Although the different sections of this work may be performed separately, the music heard so far only becomes really comprehensible in relation to the concluding Organ Fantasia, to which it forms, as it were, a huge ‘upbeat’. So far one has heard simple songs of the Nativity and extrovert instrumental commentaries, performed by children. Now a virtuoso on music’s most complex and developed instrument adds the final comment, in a sequence of variations on the O Magnum Mysterium melody, which realizes, on far deeper and more searching levels, the implications of our theme.
Short Note by Paul Griffiths
The compete O Magnum Mysterium is a substantial work for secondary-school children, eminently suitable for a Christmas concert.
The carols are in Davies’s characteristic style, distinguished by rhythmic interest and a use of modes with a flattened fifth. O Magnum Mysterium and The Fader of Heven are both slow; Haylle, comly and clene and Alleluia, pro Virgine Maria both lively. The Fader of Heven is for SA only, the others for SATB, though in a full performance O Magnum Mysterium is directed to be sung three times, by S (possibly a solo), SA and SATB.
Both the sonatas are based on this carol, as is the fantasia (which might provoke discussions about how composers work). The first sonata, Puer Natus, is a slow meditation passing the melody from instrument to instruments. The second, Lux Fulgebit, encourages percussion improvisation in a vivid image of brightening light.

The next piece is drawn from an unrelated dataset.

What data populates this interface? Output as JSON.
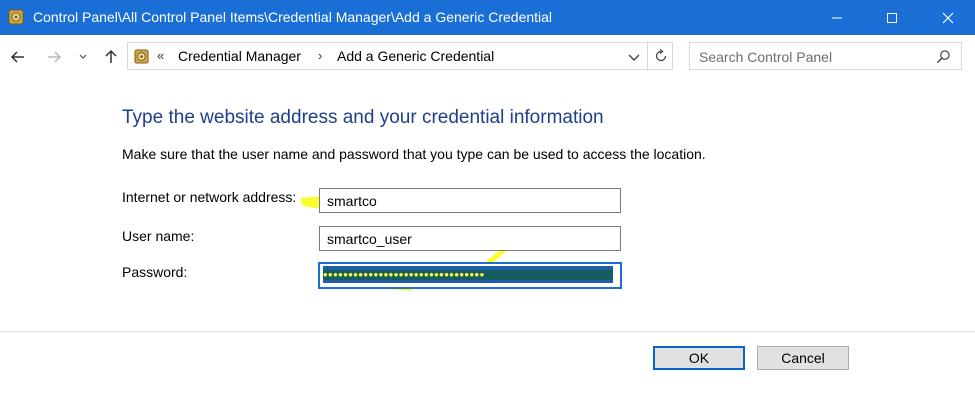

The culmination to Davies’s school work is a solo fantasia on the musical substance of his own setting of the carol, but the Organ Fantasia can also be played separately as a towering and dramatic composition in its own right, gradually gaining in speed, contrapuntal complexity and force as it moves to its challenging climax, which is followed by a profound slow dissolution.
Cirencester Parish Church
8 December 1960,
Chorus and Orchestra of Cirencester Grammar School